The cubic potential is rather awkward...it will result in an unbounded system! I removed it for now. I think it's better to rewrite that section with a quartic potential instead, and probably in a different article. --HappyCamper 16:03, 14 April 2007 (UTC)
3-dimensional harmonic oscillator
This is why I edited the example of the 3-dimensional harmonic oscillator:
- A few small spelling mistakes.
- More importantly: a 3-dimensional harmonic oscillator is not necessarily isotropic. One can have different vibrational frequencies in different directions: .
- I changed inline TeX letters to html italic, because for some reason, unknown to me, the inline TeX came out roman.
--P.wormer 08:53, 25 May 2007 (UTC)
I think that the normalization constant should be (re)written like this:
"the zero of energy is not a physically meaningful quantity"
The article states "the lowest achievable energy is not zero...It is not obvious that this is significant, because normally the zero of energy is not a physically meaningful quantity, only differences in energies." If I'm not mistaken, the physically meaningful fact here is that the lowest energy is not equal to the minimum of the potential well. This is why there is zero-point "motion" in a QHO as opposed to a classical oscillator. We have set up the problem with the zero of energy at the bottom of the well, so when the ground state energy comes out as all it means is that the ground state energy is higher than the bottom of the well - there is really no issue with the zero of energy not being physically meaningful.
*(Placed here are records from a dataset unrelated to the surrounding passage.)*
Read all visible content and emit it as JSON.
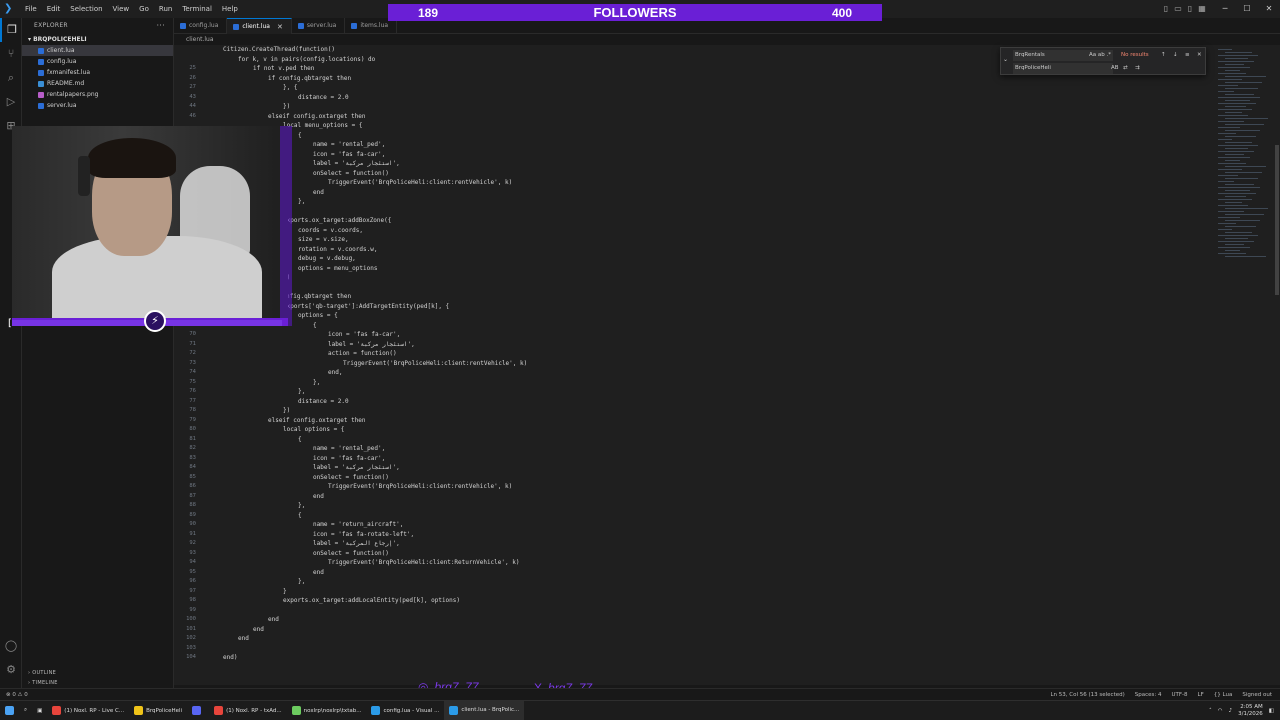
{
  "titlebar": {
    "menu": [
      "File",
      "Edit",
      "Selection",
      "View",
      "Go",
      "Run",
      "Terminal",
      "Help"
    ],
    "logo": "vscode-icon"
  },
  "followers": {
    "left": "189",
    "label": "FOLLOWERS",
    "right": "400"
  },
  "sidebar": {
    "header": "EXPLORER",
    "folder": "BRQPOLICEHELI",
    "files": [
      {
        "name": "client.lua",
        "color": "#2b6dd6",
        "selected": true
      },
      {
        "name": "config.lua",
        "color": "#2b6dd6",
        "selected": false
      },
      {
        "name": "fxmanifest.lua",
        "color": "#2b6dd6",
        "selected": false
      },
      {
        "name": "README.md",
        "color": "#3a8fd6",
        "selected": false
      },
      {
        "name": "rentalpapers.png",
        "color": "#b85ec9",
        "selected": false
      },
      {
        "name": "server.lua",
        "color": "#2b6dd6",
        "selected": false
      }
    ],
    "outline": "OUTLINE",
    "timeline": "TIMELINE"
  },
  "tabs": [
    {
      "label": "config.lua",
      "active": false
    },
    {
      "label": "client.lua",
      "active": true
    },
    {
      "label": "server.lua",
      "active": false
    },
    {
      "label": "items.lua",
      "active": false
    }
  ],
  "breadcrumb": "client.lua",
  "editor_lines": [
    {
      "n": "",
      "t": "Citizen.CreateThread(function()",
      "i": 1
    },
    {
      "n": "",
      "t": "for k, v in pairs(config.locations) do",
      "i": 2
    },
    {
      "n": "25",
      "t": "if not v.ped then",
      "i": 3
    },
    {
      "n": "26",
      "t": "if config.qbtarget then",
      "i": 4
    },
    {
      "n": "27",
      "t": "}, {",
      "i": 5
    },
    {
      "n": "43",
      "t": "distance = 2.0",
      "i": 6
    },
    {
      "n": "44",
      "t": "})",
      "i": 5
    },
    {
      "n": "46",
      "t": "elseif config.oxtarget then",
      "i": 4
    },
    {
      "n": "",
      "t": "local menu_options = {",
      "i": 5
    },
    {
      "n": "",
      "t": "{",
      "i": 6
    },
    {
      "n": "",
      "t": "name = 'rental_ped',",
      "i": 7
    },
    {
      "n": "",
      "t": "icon = 'fas fa-car',",
      "i": 7
    },
    {
      "n": "",
      "t": "label = 'استئجار مركبة',",
      "i": 7
    },
    {
      "n": "",
      "t": "onSelect = function()",
      "i": 7
    },
    {
      "n": "",
      "t": "TriggerEvent('BrqPoliceHeli:client:rentVehicle', k)",
      "i": 8
    },
    {
      "n": "",
      "t": "end",
      "i": 7
    },
    {
      "n": "",
      "t": "},",
      "i": 6
    },
    {
      "n": "",
      "t": "",
      "i": 5
    },
    {
      "n": "",
      "t": "exports.ox_target:addBoxZone({",
      "i": 5
    },
    {
      "n": "",
      "t": "coords = v.coords,",
      "i": 6
    },
    {
      "n": "",
      "t": "size = v.size,",
      "i": 6
    },
    {
      "n": "",
      "t": "rotation = v.coords.w,",
      "i": 6
    },
    {
      "n": "",
      "t": "debug = v.debug,",
      "i": 6
    },
    {
      "n": "",
      "t": "options = menu_options",
      "i": 6
    },
    {
      "n": "",
      "t": "})",
      "i": 5
    },
    {
      "n": "",
      "t": "",
      "i": 5
    },
    {
      "n": "",
      "t": "if config.qbtarget then",
      "i": 4
    },
    {
      "n": "",
      "t": "exports['qb-target']:AddTargetEntity(ped[k], {",
      "i": 5
    },
    {
      "n": "",
      "t": "options = {",
      "i": 6
    },
    {
      "n": "69",
      "t": "{",
      "i": 7
    },
    {
      "n": "70",
      "t": "icon = 'fas fa-car',",
      "i": 8
    },
    {
      "n": "71",
      "t": "label = 'استئجار مركبة',",
      "i": 8
    },
    {
      "n": "72",
      "t": "action = function()",
      "i": 8
    },
    {
      "n": "73",
      "t": "TriggerEvent('BrqPoliceHeli:client:rentVehicle', k)",
      "i": 9
    },
    {
      "n": "74",
      "t": "end,",
      "i": 8
    },
    {
      "n": "75",
      "t": "},",
      "i": 7
    },
    {
      "n": "76",
      "t": "},",
      "i": 6
    },
    {
      "n": "77",
      "t": "distance = 2.0",
      "i": 6
    },
    {
      "n": "78",
      "t": "})",
      "i": 5
    },
    {
      "n": "79",
      "t": "elseif config.oxtarget then",
      "i": 4
    },
    {
      "n": "80",
      "t": "local options = {",
      "i": 5
    },
    {
      "n": "81",
      "t": "{",
      "i": 6
    },
    {
      "n": "82",
      "t": "name = 'rental_ped',",
      "i": 7
    },
    {
      "n": "83",
      "t": "icon = 'fas fa-car',",
      "i": 7
    },
    {
      "n": "84",
      "t": "label = 'استئجار مركبة',",
      "i": 7
    },
    {
      "n": "85",
      "t": "onSelect = function()",
      "i": 7
    },
    {
      "n": "86",
      "t": "TriggerEvent('BrqPoliceHeli:client:rentVehicle', k)",
      "i": 8
    },
    {
      "n": "87",
      "t": "end",
      "i": 7
    },
    {
      "n": "88",
      "t": "},",
      "i": 6
    },
    {
      "n": "89",
      "t": "{",
      "i": 6
    },
    {
      "n": "90",
      "t": "name = 'return_aircraft',",
      "i": 7
    },
    {
      "n": "91",
      "t": "icon = 'fas fa-rotate-left',",
      "i": 7
    },
    {
      "n": "92",
      "t": "label = 'إرجاع المركبة',",
      "i": 7
    },
    {
      "n": "93",
      "t": "onSelect = function()",
      "i": 7
    },
    {
      "n": "94",
      "t": "TriggerEvent('BrqPoliceHeli:client:ReturnVehicle', k)",
      "i": 8
    },
    {
      "n": "95",
      "t": "end",
      "i": 7
    },
    {
      "n": "96",
      "t": "},",
      "i": 6
    },
    {
      "n": "97",
      "t": "}",
      "i": 5
    },
    {
      "n": "98",
      "t": "exports.ox_target:addLocalEntity(ped[k], options)",
      "i": 5
    },
    {
      "n": "99",
      "t": "",
      "i": 4
    },
    {
      "n": "100",
      "t": "end",
      "i": 4
    },
    {
      "n": "101",
      "t": "end",
      "i": 3
    },
    {
      "n": "102",
      "t": "end",
      "i": 2
    },
    {
      "n": "103",
      "t": "",
      "i": 1
    },
    {
      "n": "104",
      "t": "end)",
      "i": 1
    }
  ],
  "find": {
    "search": "BrqRentals",
    "replace": "BrqPoliceHeli",
    "status": "No results",
    "opts_search": "Aa  ab  .*",
    "opts_replace": "AB"
  },
  "socials": [
    {
      "icon": "instagram-icon",
      "glyph": "◎",
      "handle": "brq7_77"
    },
    {
      "icon": "x-icon",
      "glyph": "X",
      "handle": "brq7_77"
    },
    {
      "icon": "tiktok-icon",
      "glyph": "♪",
      "handle": "brq7_77"
    }
  ],
  "statusbar": {
    "left": "⊗ 0 ⚠ 0",
    "items": [
      "Ln 53, Col 56 (13 selected)",
      "Spaces: 4",
      "UTF-8",
      "LF",
      "{} Lua",
      "Signed out"
    ]
  },
  "taskbar": {
    "items": [
      {
        "label": "(1) Noxl. RP - Live C...",
        "color": "#e8453c",
        "active": false
      },
      {
        "label": "BrqPoliceHeli",
        "color": "#f0c419",
        "active": false
      },
      {
        "label": "",
        "color": "#5865f2",
        "active": false
      },
      {
        "label": "(1) Noxl. RP - txAd...",
        "color": "#e8453c",
        "active": false
      },
      {
        "label": "noxlrp\\noxlrp\\txtab...",
        "color": "#6ccb5f",
        "active": false
      },
      {
        "label": "config.lua - Visual ...",
        "color": "#2b9be8",
        "active": false
      },
      {
        "label": "client.lua - BrqPolic...",
        "color": "#2b9be8",
        "active": true
      }
    ],
    "time": "2:05 AM",
    "date": "3/1/2026"
  }
}
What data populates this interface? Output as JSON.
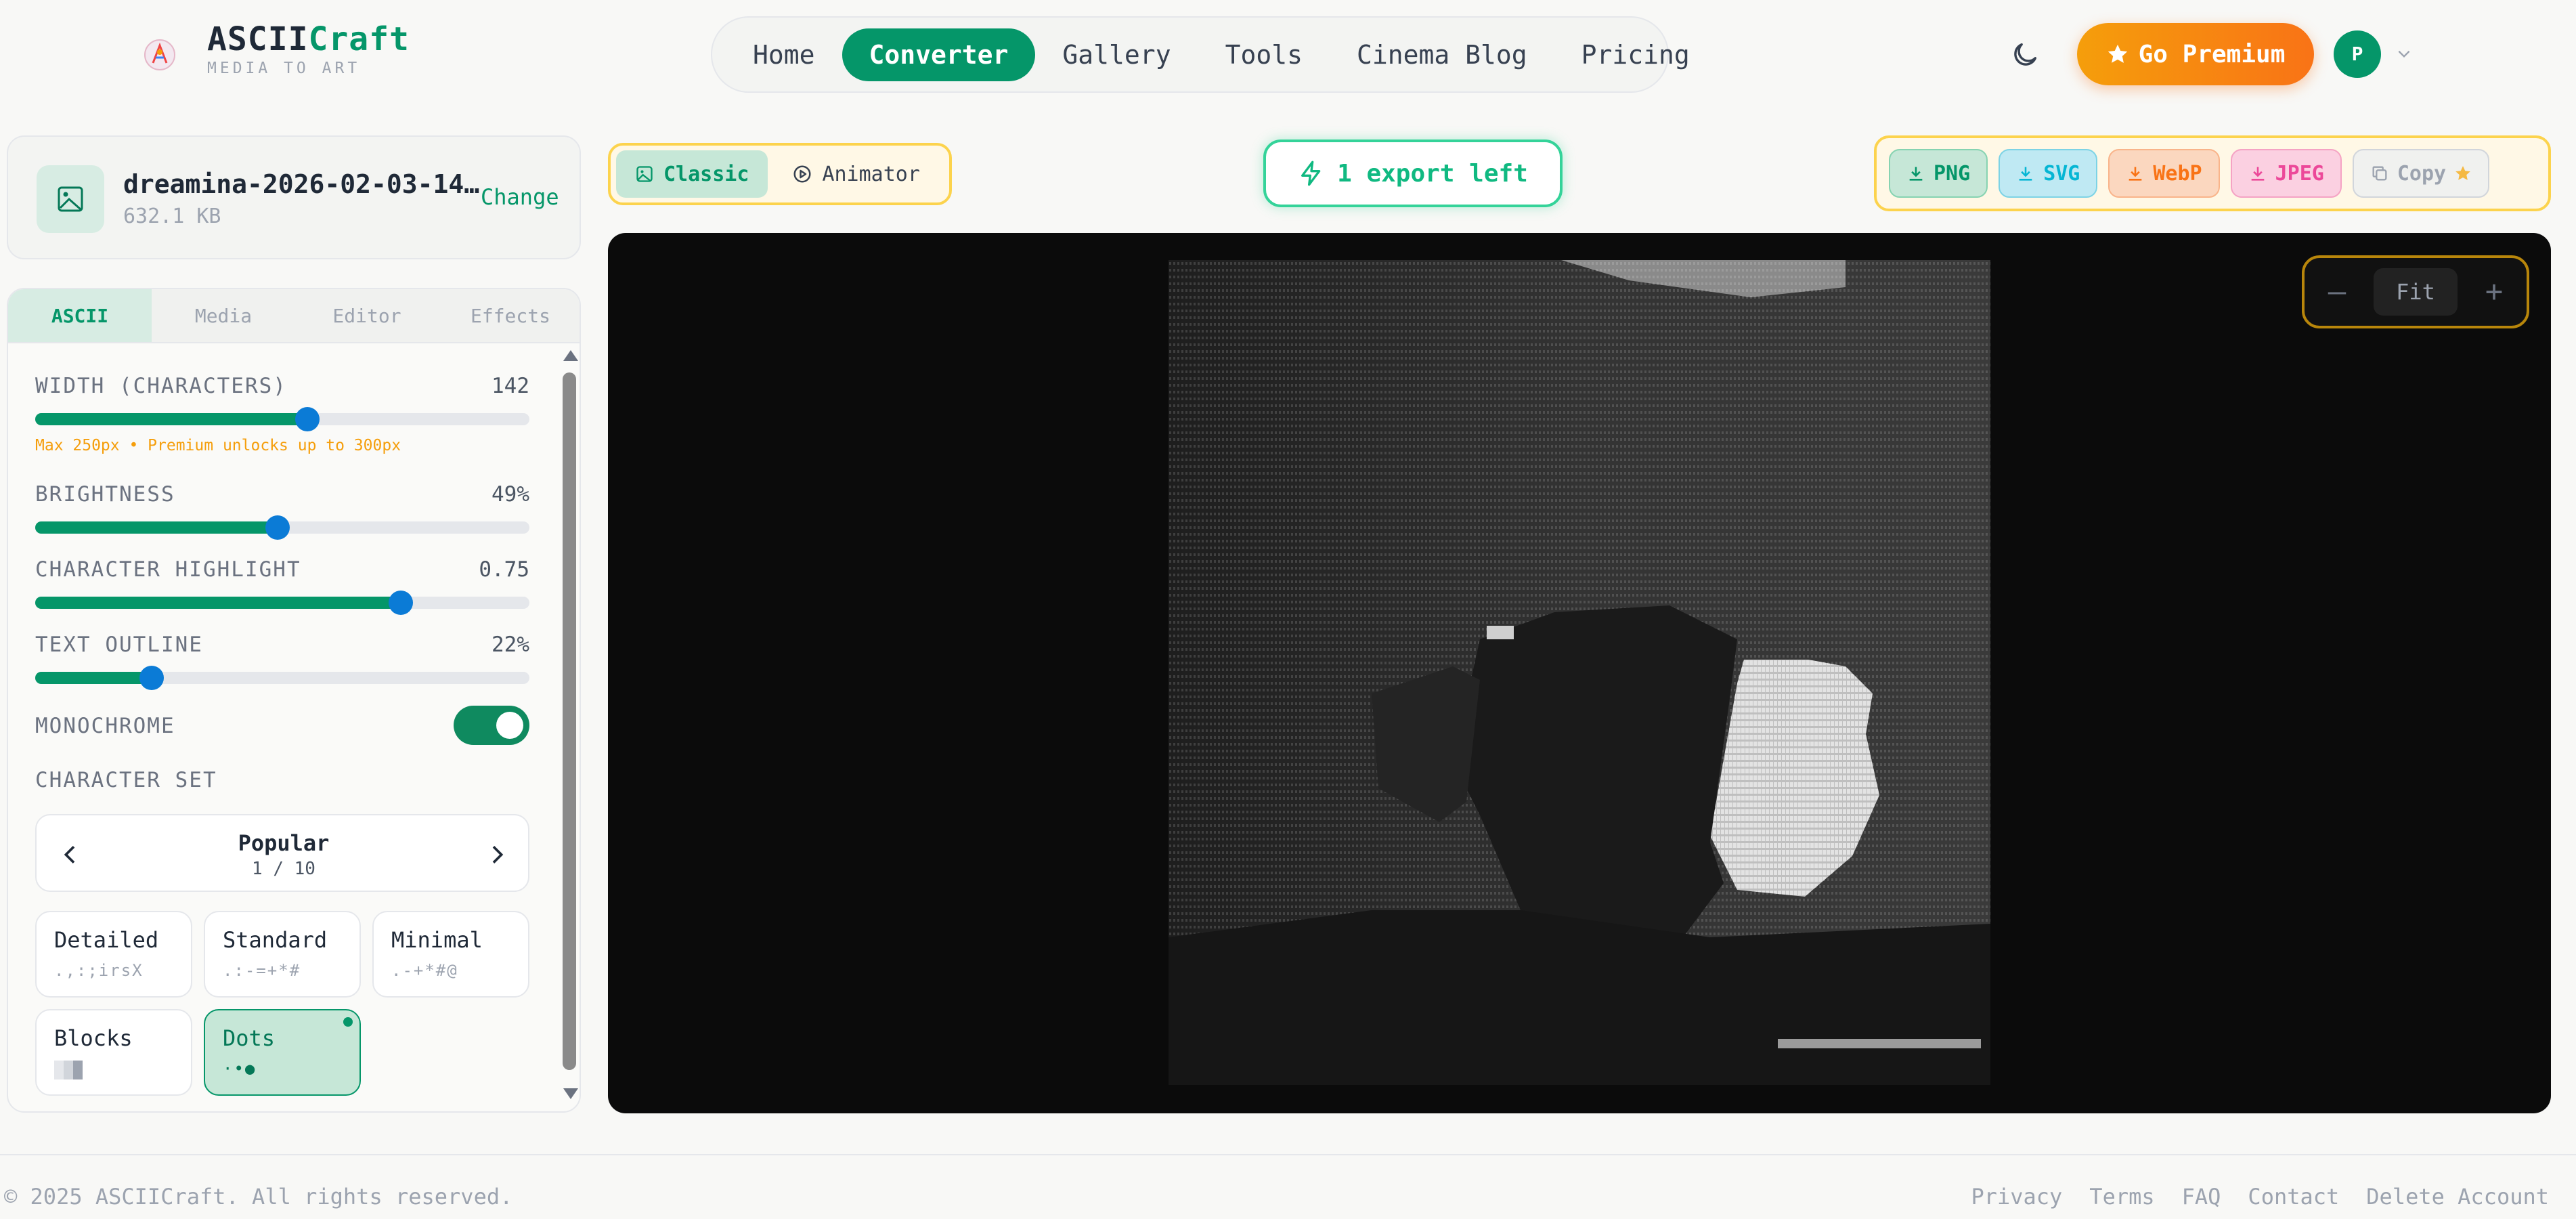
{
  "brand": {
    "name_part1": "ASCII",
    "name_part2": "Craft",
    "tagline": "MEDIA TO ART"
  },
  "nav": {
    "items": [
      "Home",
      "Converter",
      "Gallery",
      "Tools",
      "Cinema Blog",
      "Pricing"
    ],
    "active": "Converter"
  },
  "header": {
    "premium_label": "Go Premium",
    "avatar_initial": "P"
  },
  "file": {
    "name": "dreamina-2026-02-03-14…",
    "size": "632.1 KB",
    "change_label": "Change"
  },
  "panel_tabs": [
    "ASCII",
    "Media",
    "Editor",
    "Effects"
  ],
  "controls": {
    "width": {
      "label": "WIDTH (CHARACTERS)",
      "value": "142",
      "fraction": 0.55,
      "hint": "Max 250px • Premium unlocks up to 300px"
    },
    "brightness": {
      "label": "BRIGHTNESS",
      "value": "49%",
      "fraction": 0.49
    },
    "highlight": {
      "label": "CHARACTER HIGHLIGHT",
      "value": "0.75",
      "fraction": 0.74
    },
    "outline": {
      "label": "TEXT OUTLINE",
      "value": "22%",
      "fraction": 0.235
    },
    "monochrome": {
      "label": "MONOCHROME",
      "on": true
    },
    "charset_label": "CHARACTER SET"
  },
  "charset": {
    "category": "Popular",
    "page": "1 / 10",
    "cards": [
      {
        "name": "Detailed",
        "sample": ".,:;irsX"
      },
      {
        "name": "Standard",
        "sample": ".:-=+*#"
      },
      {
        "name": "Minimal",
        "sample": ".-+*#@"
      },
      {
        "name": "Blocks",
        "sample": ""
      },
      {
        "name": "Dots",
        "sample": "·•●"
      }
    ],
    "selected": "Dots"
  },
  "modes": {
    "classic": "Classic",
    "animator": "Animator"
  },
  "export_badge": "1 export left",
  "exports": {
    "png": "PNG",
    "svg": "SVG",
    "webp": "WebP",
    "jpeg": "JPEG",
    "copy": "Copy"
  },
  "zoom": {
    "fit_label": "Fit"
  },
  "footer": {
    "copyright": "© 2025 ASCIICraft. All rights reserved.",
    "links": [
      "Privacy",
      "Terms",
      "FAQ",
      "Contact",
      "Delete Account"
    ]
  },
  "colors": {
    "accent": "#059669",
    "premium": "#f97316",
    "thumb": "#0b7bd6"
  }
}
Unless anyone objects, I'll edit the article to make this clear. Reedbeta (talk) 20:33, 26 February 2011 (UTC)